YOUR GOAL: Look for the word "this" in the entries below, then copy every line that has it.

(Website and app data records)
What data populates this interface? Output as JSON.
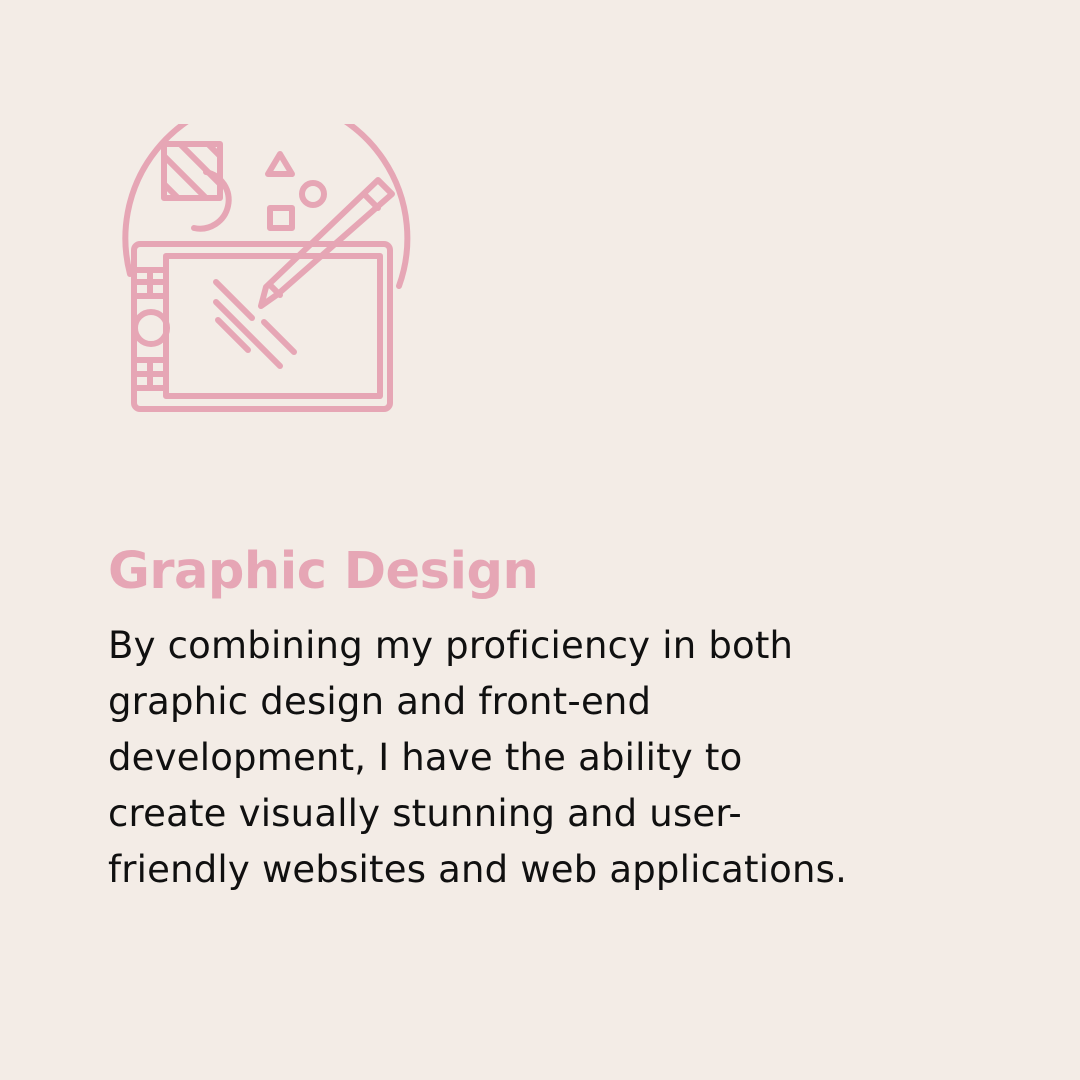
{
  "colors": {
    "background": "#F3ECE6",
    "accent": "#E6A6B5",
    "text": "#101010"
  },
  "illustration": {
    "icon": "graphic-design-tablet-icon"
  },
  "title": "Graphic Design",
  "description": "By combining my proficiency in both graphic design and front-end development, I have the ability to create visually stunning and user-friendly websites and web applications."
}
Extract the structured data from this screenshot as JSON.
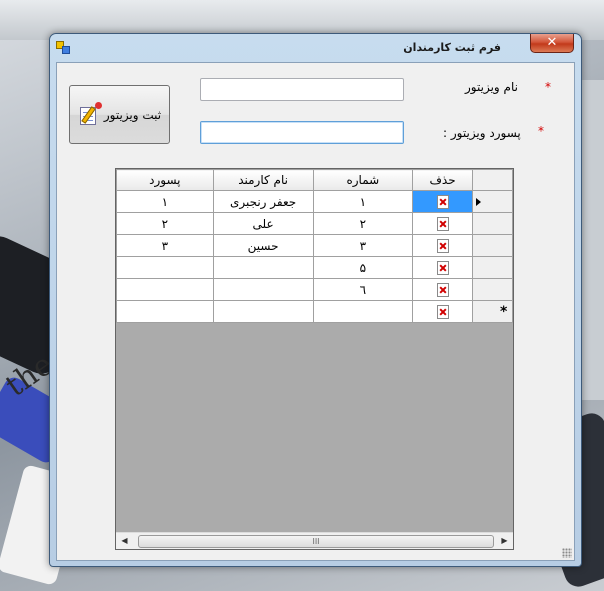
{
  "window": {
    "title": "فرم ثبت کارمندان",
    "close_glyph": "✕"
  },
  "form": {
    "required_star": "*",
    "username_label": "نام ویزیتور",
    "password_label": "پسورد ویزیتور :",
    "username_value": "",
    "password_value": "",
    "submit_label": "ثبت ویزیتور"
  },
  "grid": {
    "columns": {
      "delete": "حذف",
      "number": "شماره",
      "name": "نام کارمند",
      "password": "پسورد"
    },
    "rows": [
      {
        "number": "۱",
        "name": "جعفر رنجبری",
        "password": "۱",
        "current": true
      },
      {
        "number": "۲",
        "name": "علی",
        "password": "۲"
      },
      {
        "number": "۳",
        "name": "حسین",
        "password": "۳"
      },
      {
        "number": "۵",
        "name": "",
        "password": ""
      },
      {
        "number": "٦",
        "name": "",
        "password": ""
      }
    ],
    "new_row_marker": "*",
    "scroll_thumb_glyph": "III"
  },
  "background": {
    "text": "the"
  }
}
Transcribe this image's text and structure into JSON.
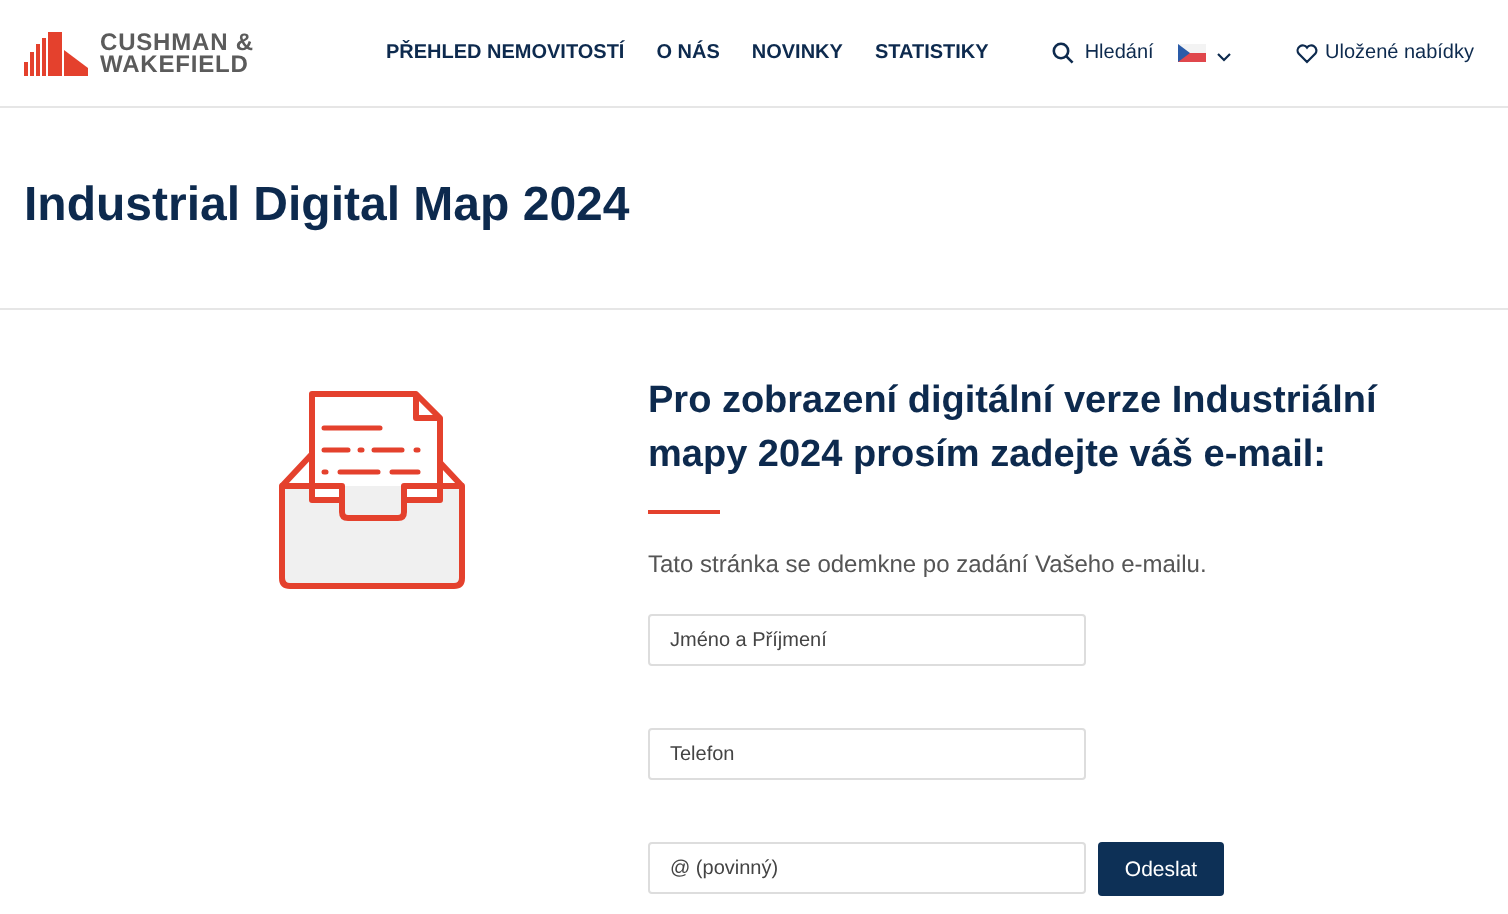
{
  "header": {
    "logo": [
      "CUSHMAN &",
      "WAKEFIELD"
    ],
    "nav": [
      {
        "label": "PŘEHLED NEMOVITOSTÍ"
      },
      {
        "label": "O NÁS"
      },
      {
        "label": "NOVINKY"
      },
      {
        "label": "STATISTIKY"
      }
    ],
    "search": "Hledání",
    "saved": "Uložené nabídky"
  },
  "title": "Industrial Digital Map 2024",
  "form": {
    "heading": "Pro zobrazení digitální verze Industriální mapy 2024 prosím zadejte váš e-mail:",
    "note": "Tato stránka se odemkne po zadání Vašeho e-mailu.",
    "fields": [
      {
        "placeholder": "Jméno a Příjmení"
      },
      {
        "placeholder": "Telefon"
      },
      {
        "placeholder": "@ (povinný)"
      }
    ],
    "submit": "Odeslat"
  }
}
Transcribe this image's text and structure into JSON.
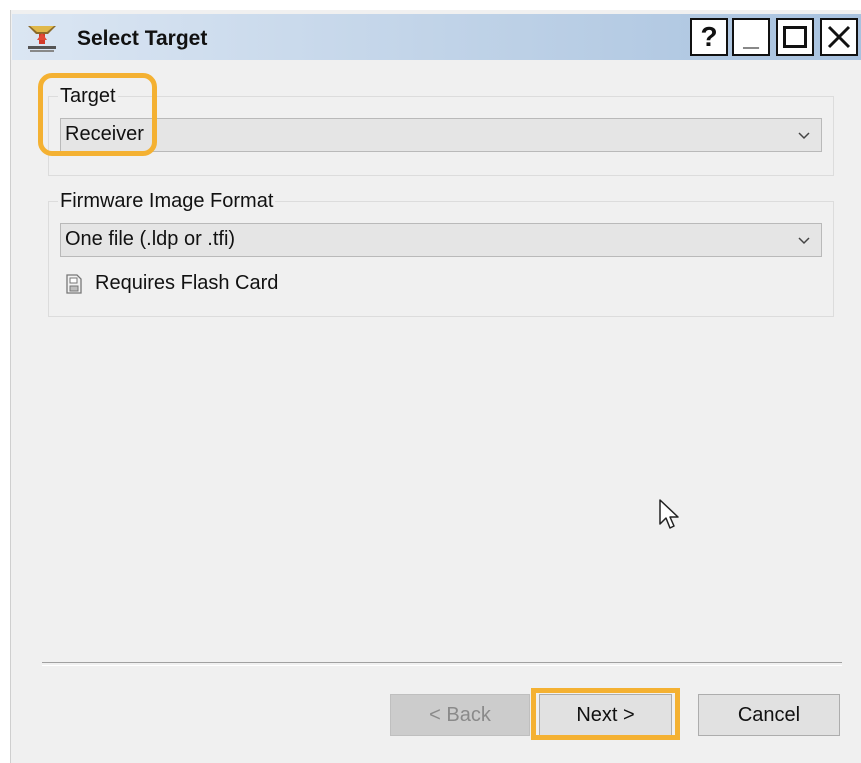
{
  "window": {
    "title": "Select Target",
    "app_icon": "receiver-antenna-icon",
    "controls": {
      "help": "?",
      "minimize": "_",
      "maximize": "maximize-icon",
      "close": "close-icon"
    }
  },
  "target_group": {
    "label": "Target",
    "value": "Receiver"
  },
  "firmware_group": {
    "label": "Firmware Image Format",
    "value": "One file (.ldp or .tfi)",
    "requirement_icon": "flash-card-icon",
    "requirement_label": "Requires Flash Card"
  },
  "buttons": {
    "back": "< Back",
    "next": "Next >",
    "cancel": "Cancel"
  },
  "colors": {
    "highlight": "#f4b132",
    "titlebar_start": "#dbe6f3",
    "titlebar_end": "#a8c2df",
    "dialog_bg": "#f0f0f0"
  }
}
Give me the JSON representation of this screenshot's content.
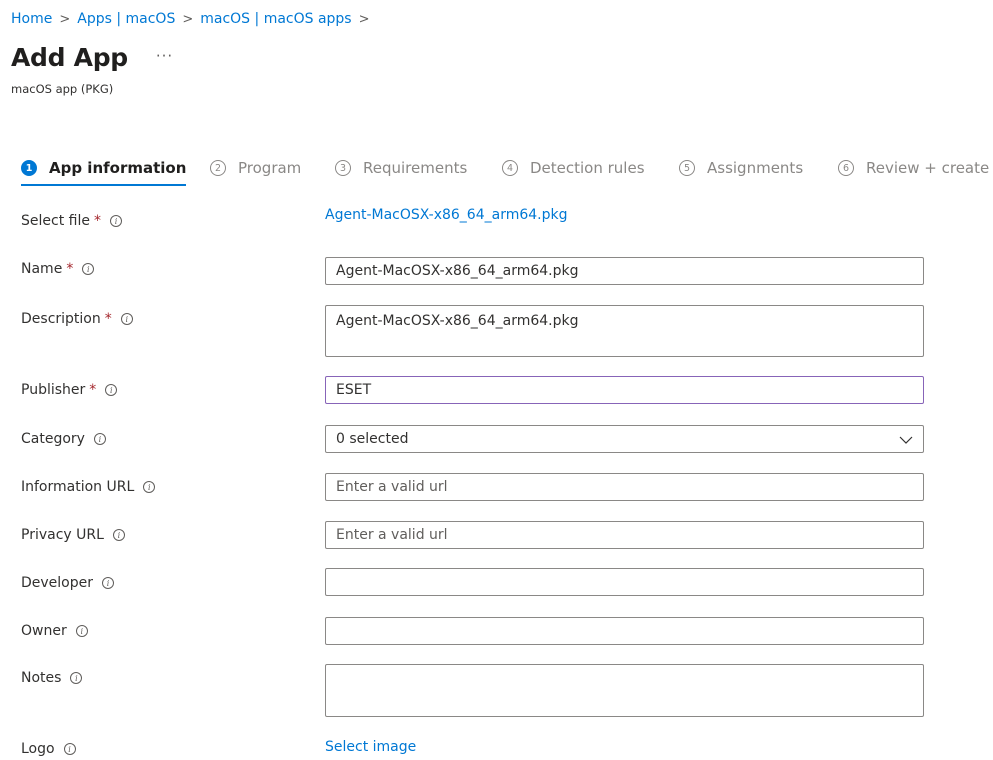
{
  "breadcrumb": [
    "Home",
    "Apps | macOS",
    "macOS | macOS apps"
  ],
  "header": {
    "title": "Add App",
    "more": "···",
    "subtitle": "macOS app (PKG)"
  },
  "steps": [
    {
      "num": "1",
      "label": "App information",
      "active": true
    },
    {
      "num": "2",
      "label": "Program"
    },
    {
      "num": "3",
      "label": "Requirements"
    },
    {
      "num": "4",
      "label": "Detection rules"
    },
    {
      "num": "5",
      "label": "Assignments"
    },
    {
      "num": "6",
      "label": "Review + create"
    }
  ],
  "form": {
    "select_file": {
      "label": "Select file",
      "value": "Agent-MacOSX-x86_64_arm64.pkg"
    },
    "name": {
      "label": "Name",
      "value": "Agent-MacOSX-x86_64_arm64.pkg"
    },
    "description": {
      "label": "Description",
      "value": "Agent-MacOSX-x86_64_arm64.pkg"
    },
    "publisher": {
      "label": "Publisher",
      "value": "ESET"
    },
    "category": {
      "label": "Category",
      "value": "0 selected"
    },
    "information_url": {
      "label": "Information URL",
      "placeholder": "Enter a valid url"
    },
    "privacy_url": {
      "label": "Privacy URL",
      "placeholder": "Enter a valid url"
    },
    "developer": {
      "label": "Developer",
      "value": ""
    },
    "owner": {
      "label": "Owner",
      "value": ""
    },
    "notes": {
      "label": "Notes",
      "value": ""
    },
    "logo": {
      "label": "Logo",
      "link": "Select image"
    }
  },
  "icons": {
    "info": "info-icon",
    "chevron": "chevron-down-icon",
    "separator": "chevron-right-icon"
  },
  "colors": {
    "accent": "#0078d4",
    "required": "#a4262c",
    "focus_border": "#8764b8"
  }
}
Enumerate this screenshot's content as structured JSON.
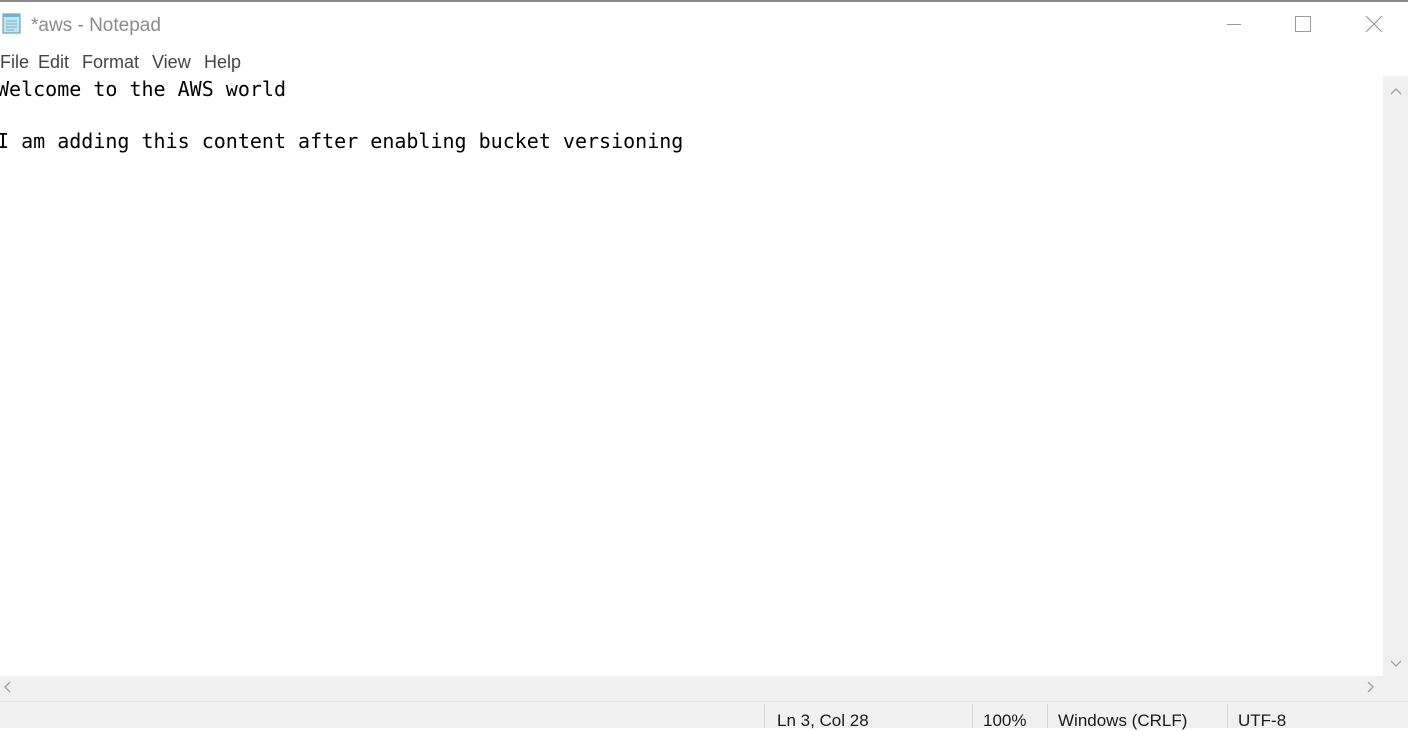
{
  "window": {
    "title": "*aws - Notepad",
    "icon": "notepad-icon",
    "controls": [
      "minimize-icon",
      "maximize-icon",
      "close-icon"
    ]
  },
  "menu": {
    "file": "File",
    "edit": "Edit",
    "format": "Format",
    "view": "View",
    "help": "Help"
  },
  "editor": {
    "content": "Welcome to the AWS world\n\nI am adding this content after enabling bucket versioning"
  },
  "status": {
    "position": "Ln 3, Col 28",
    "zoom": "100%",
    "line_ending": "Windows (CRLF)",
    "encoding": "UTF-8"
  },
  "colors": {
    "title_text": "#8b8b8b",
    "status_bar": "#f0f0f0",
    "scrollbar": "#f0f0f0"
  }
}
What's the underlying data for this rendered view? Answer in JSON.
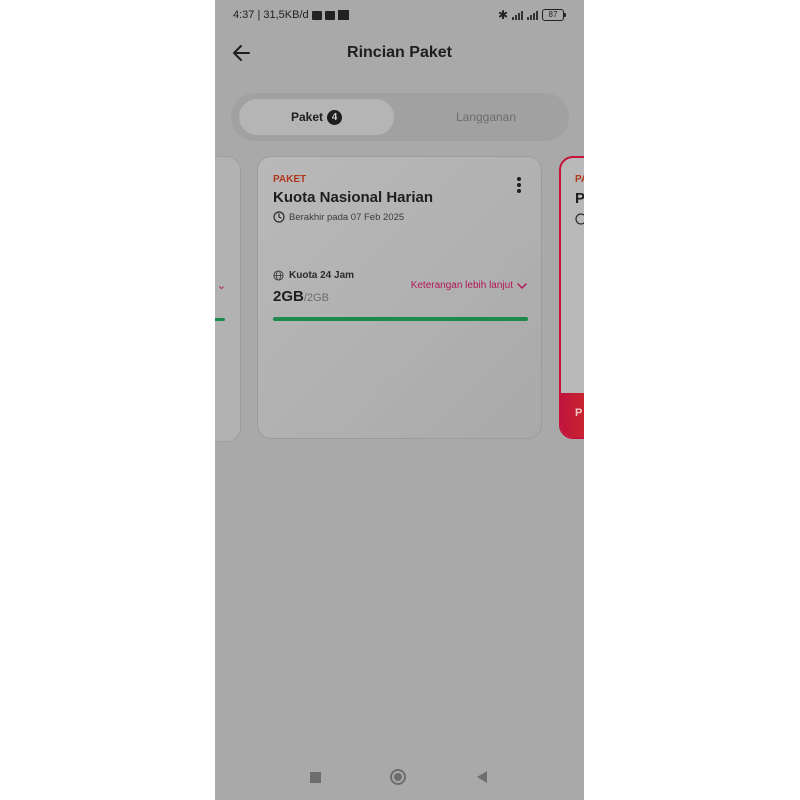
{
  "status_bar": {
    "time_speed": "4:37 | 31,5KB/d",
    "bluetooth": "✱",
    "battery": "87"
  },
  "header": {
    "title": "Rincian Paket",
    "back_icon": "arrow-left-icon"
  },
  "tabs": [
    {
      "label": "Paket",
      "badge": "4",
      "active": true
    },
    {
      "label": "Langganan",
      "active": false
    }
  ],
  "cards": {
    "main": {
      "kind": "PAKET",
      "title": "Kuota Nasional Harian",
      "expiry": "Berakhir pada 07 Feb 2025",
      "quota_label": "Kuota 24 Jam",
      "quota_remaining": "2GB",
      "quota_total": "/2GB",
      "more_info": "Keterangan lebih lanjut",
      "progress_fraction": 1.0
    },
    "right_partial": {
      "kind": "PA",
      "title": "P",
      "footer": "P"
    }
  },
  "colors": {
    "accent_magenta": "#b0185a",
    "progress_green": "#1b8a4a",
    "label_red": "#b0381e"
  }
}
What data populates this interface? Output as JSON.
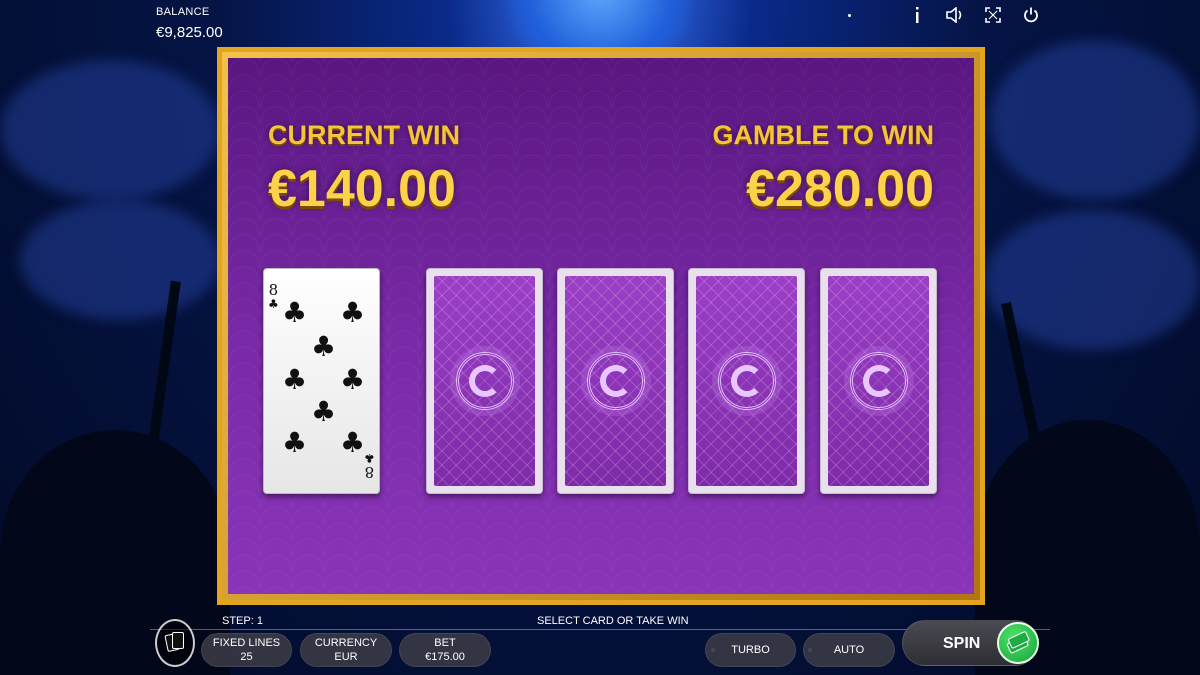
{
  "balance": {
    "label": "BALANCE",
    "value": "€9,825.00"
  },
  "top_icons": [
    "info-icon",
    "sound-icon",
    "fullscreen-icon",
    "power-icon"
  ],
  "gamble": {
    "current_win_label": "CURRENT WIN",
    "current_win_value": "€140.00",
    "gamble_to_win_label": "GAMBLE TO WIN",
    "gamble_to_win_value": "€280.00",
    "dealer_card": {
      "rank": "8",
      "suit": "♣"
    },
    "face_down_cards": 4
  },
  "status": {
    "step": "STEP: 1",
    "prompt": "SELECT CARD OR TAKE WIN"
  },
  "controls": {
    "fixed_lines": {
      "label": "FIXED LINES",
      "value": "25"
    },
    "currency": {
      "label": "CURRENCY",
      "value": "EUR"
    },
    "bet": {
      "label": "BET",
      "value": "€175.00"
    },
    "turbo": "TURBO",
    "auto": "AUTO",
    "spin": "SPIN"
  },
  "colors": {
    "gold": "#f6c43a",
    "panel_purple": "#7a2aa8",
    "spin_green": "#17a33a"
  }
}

FINISHED EXERCISE:
What data populates this interface? Output as JSON.
Extract the structured data from this screenshot as JSON.
Transcribe this image's text and structure into JSON.
Transcribe this image's text and structure into JSON.
Give me the JSON representation of this screenshot's content.
Enumerate this screenshot's content as structured JSON.
    "content": "Welcome to the AWS world\n\nI am adding this content after enabling bucket versioning"
What's the underlying data for this rendered view? Answer in JSON.
What data populates this interface? Output as JSON.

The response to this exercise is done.